=== EXCERPTED RECORDS ===
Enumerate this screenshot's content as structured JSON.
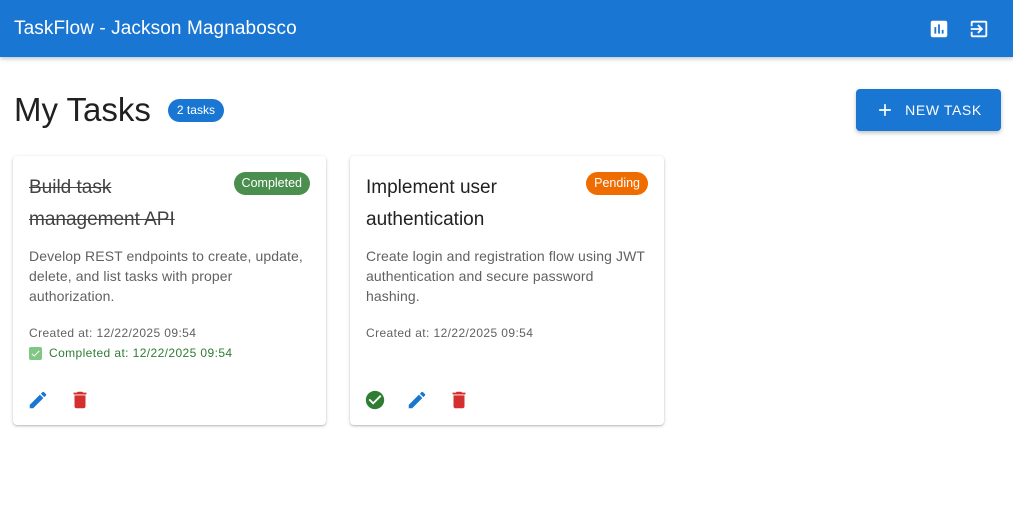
{
  "appbar": {
    "title": "TaskFlow - Jackson Magnabosco",
    "stats_icon": "bar-chart-icon",
    "logout_icon": "logout-icon"
  },
  "header": {
    "title": "My Tasks",
    "count_badge": "2 tasks",
    "new_task_label": "NEW TASK"
  },
  "tasks": [
    {
      "title": "Build task management API",
      "status": "Completed",
      "description": "Develop REST endpoints to create, update, delete, and list tasks with proper authorization.",
      "created_at": "Created at: 12/22/2025 09:54",
      "completed_at": "Completed at: 12/22/2025 09:54"
    },
    {
      "title": "Implement user authentication",
      "status": "Pending",
      "description": "Create login and registration flow using JWT authentication and secure password hashing.",
      "created_at": "Created at: 12/22/2025 09:54"
    }
  ],
  "colors": {
    "primary": "#1976d2",
    "completed": "#4a8f4e",
    "pending": "#ef6c00",
    "delete": "#d32f2f",
    "success": "#2e7d32"
  }
}
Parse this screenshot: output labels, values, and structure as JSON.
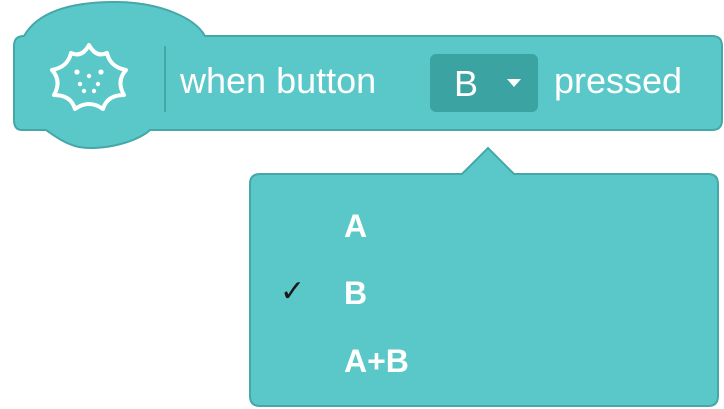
{
  "colors": {
    "block_fill": "#5ac8c9",
    "block_border": "#45a7a8",
    "dropdown_fill": "#3ca3a3",
    "menu_fill": "#5ac8c9",
    "text": "#ffffff",
    "checkmark": "#1a1a1a"
  },
  "block": {
    "icon": "microbit-star-icon",
    "text_before": "when button",
    "text_after": "pressed",
    "dropdown": {
      "selected_value": "B",
      "caret_icon": "caret-down-icon"
    }
  },
  "dropdown_menu": {
    "checkmark_glyph": "✓",
    "items": [
      {
        "label": "A",
        "selected": false
      },
      {
        "label": "B",
        "selected": true
      },
      {
        "label": "A+B",
        "selected": false
      }
    ]
  }
}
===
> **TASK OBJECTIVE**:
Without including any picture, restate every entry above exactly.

> **SOLUTION FOR THIS TASK**:
Enumerate this screenshot's content as structured JSON.
{
  "appbar": {
    "title": "TaskFlow - Jackson Magnabosco",
    "stats_icon": "bar-chart-icon",
    "logout_icon": "logout-icon"
  },
  "header": {
    "title": "My Tasks",
    "count_badge": "2 tasks",
    "new_task_label": "NEW TASK"
  },
  "tasks": [
    {
      "title": "Build task management API",
      "status": "Completed",
      "description": "Develop REST endpoints to create, update, delete, and list tasks with proper authorization.",
      "created_at": "Created at: 12/22/2025 09:54",
      "completed_at": "Completed at: 12/22/2025 09:54"
    },
    {
      "title": "Implement user authentication",
      "status": "Pending",
      "description": "Create login and registration flow using JWT authentication and secure password hashing.",
      "created_at": "Created at: 12/22/2025 09:54"
    }
  ],
  "colors": {
    "primary": "#1976d2",
    "completed": "#4a8f4e",
    "pending": "#ef6c00",
    "delete": "#d32f2f",
    "success": "#2e7d32"
  }
}
Parse this screenshot: output labels, values, and structure as JSON.
{
  "colors": {
    "block_fill": "#5ac8c9",
    "block_border": "#45a7a8",
    "dropdown_fill": "#3ca3a3",
    "menu_fill": "#5ac8c9",
    "text": "#ffffff",
    "checkmark": "#1a1a1a"
  },
  "block": {
    "icon": "microbit-star-icon",
    "text_before": "when button",
    "text_after": "pressed",
    "dropdown": {
      "selected_value": "B",
      "caret_icon": "caret-down-icon"
    }
  },
  "dropdown_menu": {
    "checkmark_glyph": "✓",
    "items": [
      {
        "label": "A",
        "selected": false
      },
      {
        "label": "B",
        "selected": true
      },
      {
        "label": "A+B",
        "selected": false
      }
    ]
  }
}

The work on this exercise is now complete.